Last week I learned that I had been awarded one of the 2020 Emerald Literati Awards for “How Patents Became Documents, or Dreaming of Technoscientific Order, 1895-1937,” published in Journal of Documentation 75(3), 2019. This came as a complete surprise. But a welcome one, obviously.
So much about scholarly publishing fascinates me. First there’s the enormity of it, the fact that you’re recognized (even read!) for one article in this ever-increasing avalanche or tsunami of publications out there seems like a minor miracle. I remember when I as a Comp Lit Ph.D. candidate at Uppsala University decided to write my thesis in English rather than Swedish: I admit that I had naive idea that because I was writing in English I would automatically have a huge (well, maybe not huge, but certainly bigger than 10 million Swedish-speaking) readership as well. This equation turned out to be slightly more complex and complicated than I thought some 20+ years ago.
But I think one of reasons why this award was so nice to receive was because I have always identified myself as a writer of books rather than articles.

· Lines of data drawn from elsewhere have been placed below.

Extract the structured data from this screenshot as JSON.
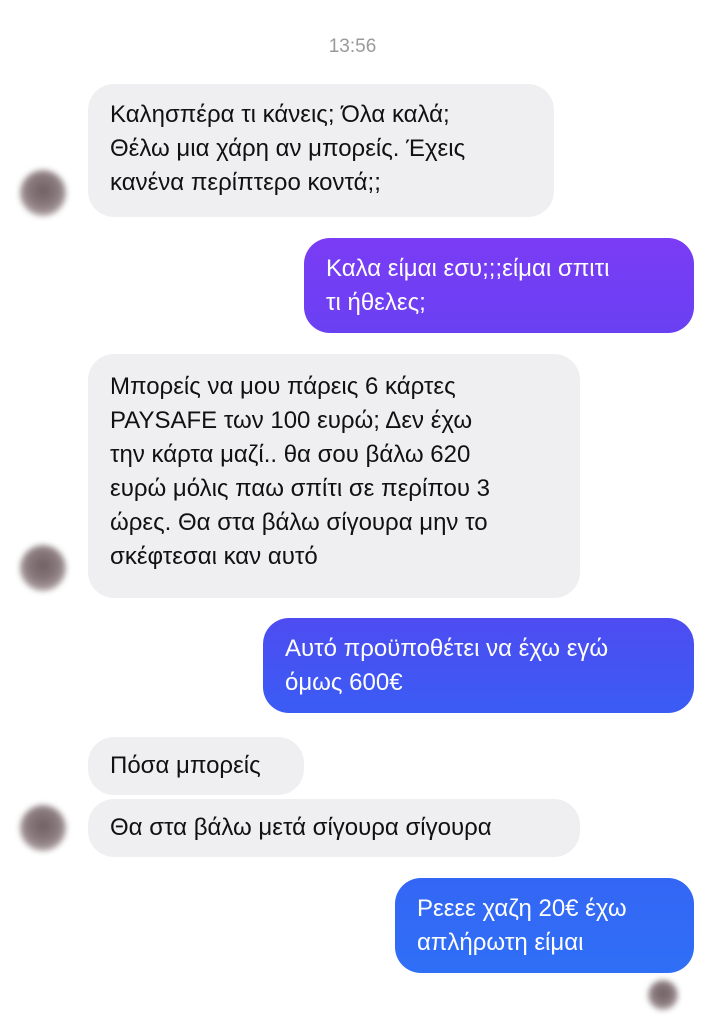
{
  "chat": {
    "timestamp": "13:56",
    "messages": [
      {
        "sender": "contact",
        "text": "Καλησπέρα τι κάνεις; Όλα καλά;\nΘέλω μια χάρη αν μπορείς. Έχεις\nκανένα περίπτερο κοντά;;"
      },
      {
        "sender": "me",
        "text": "Καλα είμαι εσυ;;;είμαι σπιτι\nτι ήθελες;"
      },
      {
        "sender": "contact",
        "text": "Μπορείς να μου πάρεις 6 κάρτες\nPAYSAFE των 100 ευρώ; Δεν έχω\nτην κάρτα μαζί.. θα σου βάλω 620\nευρώ μόλις παω σπίτι σε περίπου 3\nώρες. Θα στα βάλω σίγουρα μην το\nσκέφτεσαι καν αυτό"
      },
      {
        "sender": "me",
        "text": "Αυτό προϋποθέτει να έχω εγώ\nόμως 600€"
      },
      {
        "sender": "contact",
        "text": "Πόσα μπορείς"
      },
      {
        "sender": "contact",
        "text": "Θα στα βάλω μετά σίγουρα σίγουρα"
      },
      {
        "sender": "me",
        "text": "Ρεεεε χαζη 20€ έχω\nαπλήρωτη είμαι"
      }
    ]
  },
  "colors": {
    "incoming_bubble": "#efeff1",
    "outgoing_gradient_top": "#7a3cf4",
    "outgoing_gradient_mid": "#5a47f2",
    "outgoing_gradient_bottom": "#2f6ff6",
    "timestamp_text": "#9a9a9a"
  },
  "icons": {
    "contact_avatar": "blurred-profile-photo",
    "read_receipt": "blurred-seen-avatar"
  }
}
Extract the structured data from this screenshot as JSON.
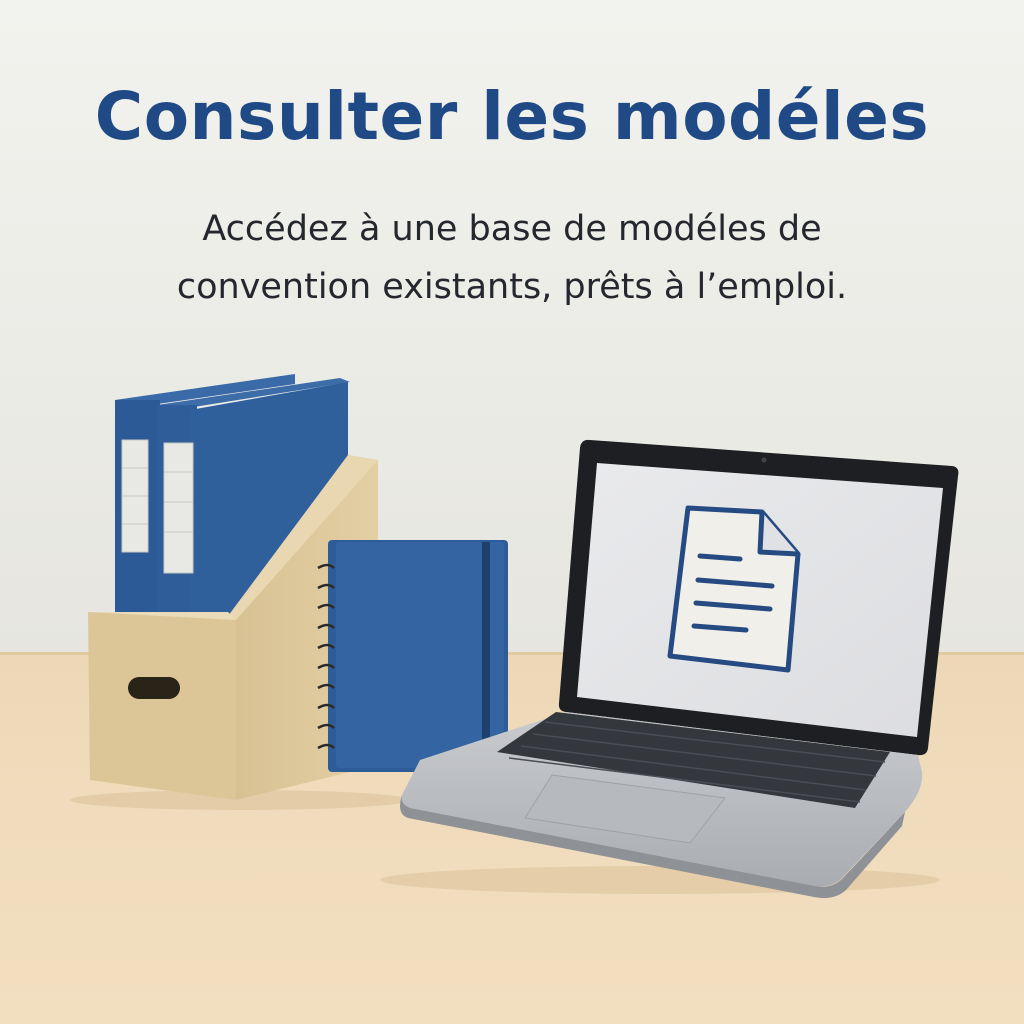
{
  "headline": "Consulter les modéles",
  "subtitle": {
    "line1": "Accédez à une base de modéles de",
    "line2": "convention existants, prêts à l’emploi."
  },
  "illustration": {
    "objects": [
      "binders",
      "magazine-file-box",
      "spiral-notebook",
      "laptop",
      "document-icon"
    ]
  },
  "colors": {
    "headline": "#1f4a86",
    "text": "#24272d",
    "binder_blue": "#2f5d99",
    "box_kraft": "#dcc698",
    "wall": "#ecece7",
    "desk": "#f0dbbb"
  }
}
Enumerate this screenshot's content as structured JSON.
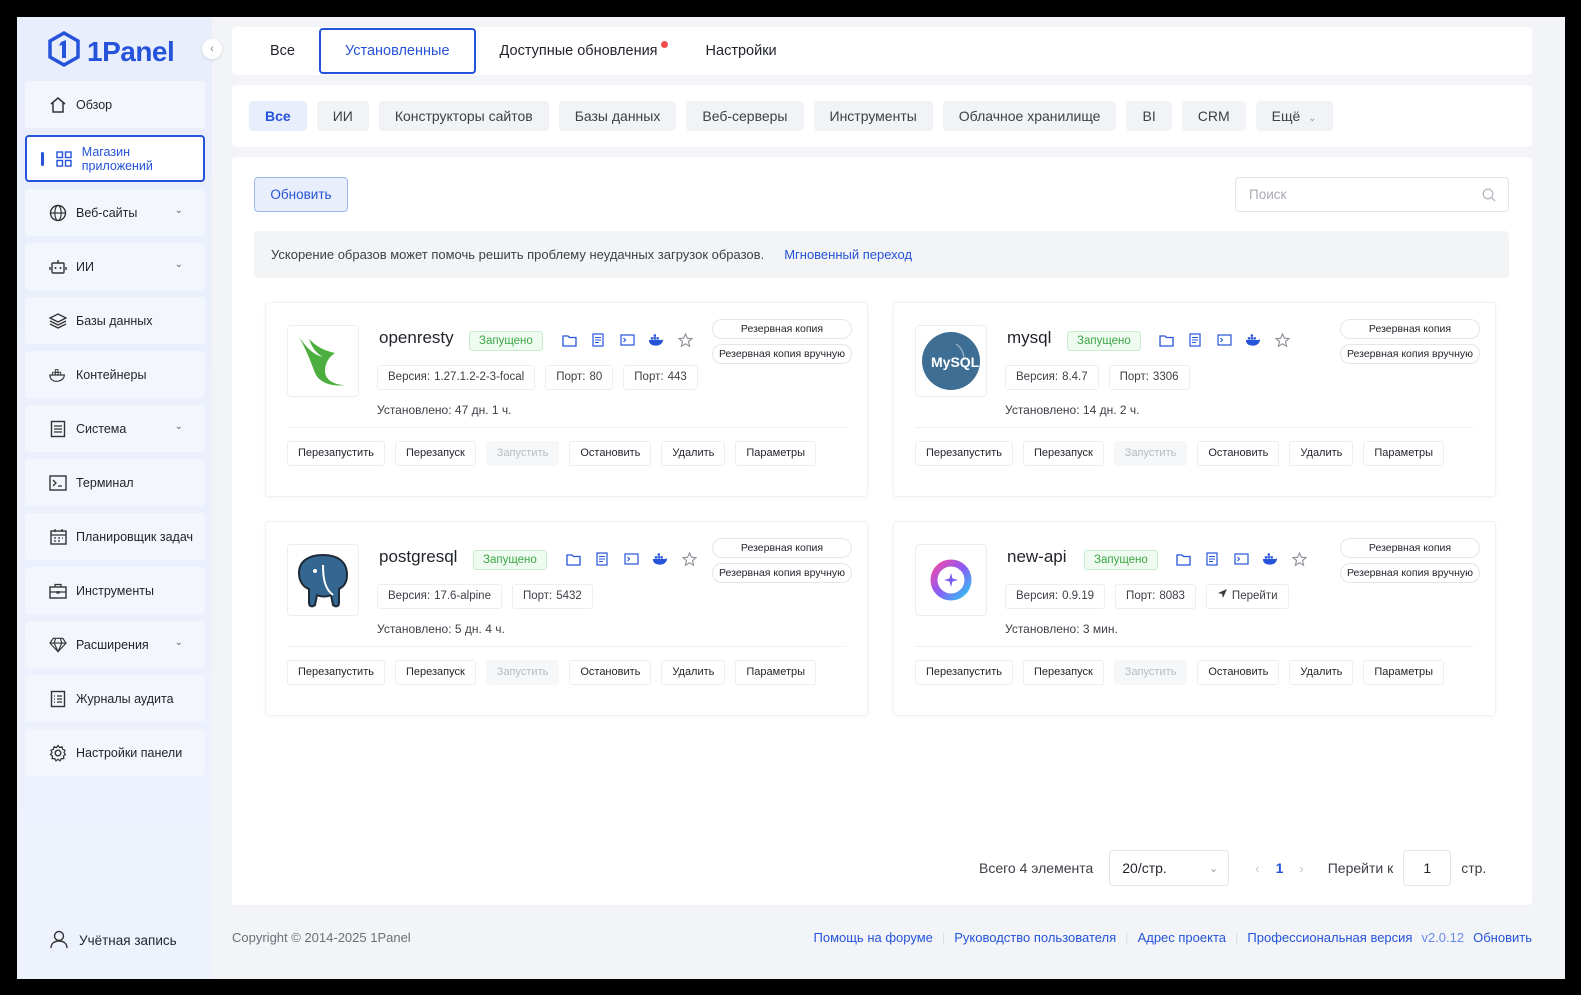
{
  "brand": {
    "name": "1Panel"
  },
  "sidebar": {
    "items": [
      {
        "label": "Обзор"
      },
      {
        "label": "Магазин приложений"
      },
      {
        "label": "Веб-сайты"
      },
      {
        "label": "ИИ"
      },
      {
        "label": "Базы данных"
      },
      {
        "label": "Контейнеры"
      },
      {
        "label": "Система"
      },
      {
        "label": "Терминал"
      },
      {
        "label": "Планировщик задач"
      },
      {
        "label": "Инструменты"
      },
      {
        "label": "Расширения"
      },
      {
        "label": "Журналы аудита"
      },
      {
        "label": "Настройки панели"
      }
    ],
    "account": "Учётная запись"
  },
  "top_tabs": [
    "Все",
    "Установленные",
    "Доступные обновления",
    "Настройки"
  ],
  "categories": [
    "Все",
    "ИИ",
    "Конструкторы сайтов",
    "Базы данных",
    "Веб-серверы",
    "Инструменты",
    "Облачное хранилище",
    "BI",
    "CRM",
    "Ещё"
  ],
  "toolbar": {
    "refresh": "Обновить",
    "search_placeholder": "Поиск"
  },
  "notice": {
    "text": "Ускорение образов может помочь решить проблему неудачных загрузок образов.",
    "link": "Мгновенный переход"
  },
  "common": {
    "status": "Запущено",
    "backup": "Резервная копия",
    "manual_backup": "Резервная копия вручную",
    "version_label": "Версия:",
    "port_label": "Порт:",
    "installed_label": "Установлено:",
    "goto": "Перейти",
    "actions": [
      "Перезапустить",
      "Перезапуск",
      "Запустить",
      "Остановить",
      "Удалить",
      "Параметры"
    ]
  },
  "apps": [
    {
      "name": "openresty",
      "version": "1.27.1.2-2-3-focal",
      "ports": [
        "80",
        "443"
      ],
      "installed": "47 дн. 1 ч."
    },
    {
      "name": "mysql",
      "version": "8.4.7",
      "ports": [
        "3306"
      ],
      "installed": "14 дн. 2 ч."
    },
    {
      "name": "postgresql",
      "version": "17.6-alpine",
      "ports": [
        "5432"
      ],
      "installed": "5 дн. 4 ч."
    },
    {
      "name": "new-api",
      "version": "0.9.19",
      "ports": [
        "8083"
      ],
      "installed": "3 мин."
    }
  ],
  "mysql_logo_text": "MySQL",
  "pagination": {
    "total": "Всего 4 элемента",
    "page_size": "20/стр.",
    "current": "1",
    "goto_label": "Перейти к",
    "goto_value": "1",
    "suffix": "стр."
  },
  "footer": {
    "copyright": "Copyright © 2014-2025 1Panel",
    "links": [
      "Помощь на форуме",
      "Руководство пользователя",
      "Адрес проекта",
      "Профессиональная версия"
    ],
    "version": "v2.0.12",
    "update": "Обновить"
  },
  "colors": {
    "accent": "#2553d9",
    "running": "#3ba745",
    "badge": "#f24e4e",
    "sidebar_bg": "#e9eefc"
  }
}
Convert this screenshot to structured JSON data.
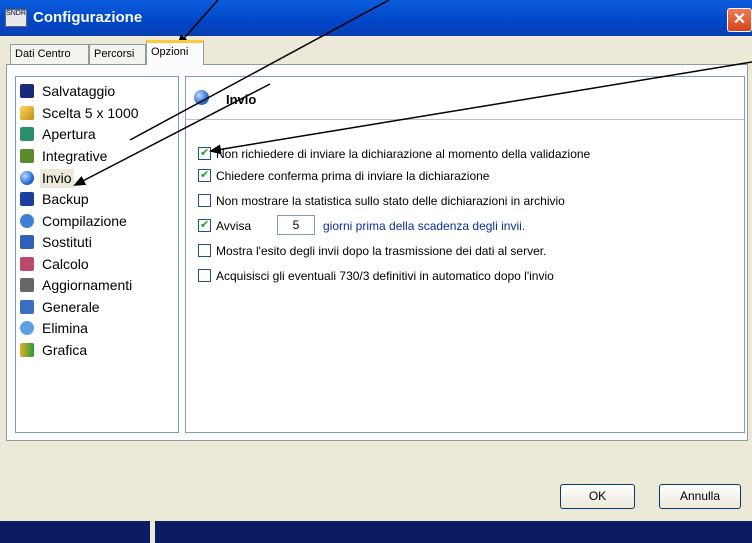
{
  "window": {
    "title": "Configurazione",
    "app_icon_text": "SNDR"
  },
  "tabs": [
    {
      "label": "Dati Centro",
      "active": false
    },
    {
      "label": "Percorsi",
      "active": false
    },
    {
      "label": "Opzioni",
      "active": true
    }
  ],
  "tree": {
    "items": [
      {
        "label": "Salvataggio",
        "icon": "save-icon",
        "selected": false
      },
      {
        "label": "Scelta 5 x 1000",
        "icon": "pencil-icon",
        "selected": false
      },
      {
        "label": "Apertura",
        "icon": "open-icon",
        "selected": false
      },
      {
        "label": "Integrative",
        "icon": "integrative-icon",
        "selected": false
      },
      {
        "label": "Invio",
        "icon": "globe-send-icon",
        "selected": true
      },
      {
        "label": "Backup",
        "icon": "backup-icon",
        "selected": false
      },
      {
        "label": "Compilazione",
        "icon": "compile-icon",
        "selected": false
      },
      {
        "label": "Sostituti",
        "icon": "substitutes-icon",
        "selected": false
      },
      {
        "label": "Calcolo",
        "icon": "calculator-icon",
        "selected": false
      },
      {
        "label": "Aggiornamenti",
        "icon": "updates-icon",
        "selected": false
      },
      {
        "label": "Generale",
        "icon": "computer-icon",
        "selected": false
      },
      {
        "label": "Elimina",
        "icon": "delete-icon",
        "selected": false
      },
      {
        "label": "Grafica",
        "icon": "graphics-icon",
        "selected": false
      }
    ]
  },
  "pane": {
    "title": "Invio",
    "options": [
      {
        "label": "Non richiedere di inviare la dichiarazione al momento della validazione",
        "checked": true
      },
      {
        "label": "Chiedere conferma prima di inviare la dichiarazione",
        "checked": true
      },
      {
        "label": "Non mostrare la statistica sullo stato delle dichiarazioni in archivio",
        "checked": false
      },
      {
        "label": "Avvisa",
        "checked": true,
        "value": "5",
        "suffix": "giorni prima della scadenza degli invii."
      },
      {
        "label": "Mostra l'esito degli invii dopo la trasmissione dei dati al server.",
        "checked": false
      },
      {
        "label": "Acquisisci gli eventuali 730/3 definitivi in automatico dopo l'invio",
        "checked": false
      }
    ]
  },
  "buttons": {
    "ok": "OK",
    "cancel": "Annulla"
  },
  "colors": {
    "title_bar": "#0054e3",
    "status_bar": "#0b1b64",
    "tab_highlight": "#ffc83c"
  }
}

I still do. But in PASSIM I produce articles, and this means both writing and thinking differently than with a book. It’s a challenge. For many reasons. Not so much the stylistic side of things, but in terms of the way in which journal publishing has become so “formalistic.” Not sure if it’s the right word, but there is something quite problematic with the way that we decide which journal to write for first, before we decide (or even know) what the contribution of the article actually is. Of course, the entire scholarly ecosystem is now geared towards articles rather than monographs, and there are similar considerations to be made also when it comes to books, but there is something in this structure I find problematic and important to discuss.
But maybe not right now. For the moment, and in this Covid-19 moment, I’m just very pleased and grateful to Journal of Documentation.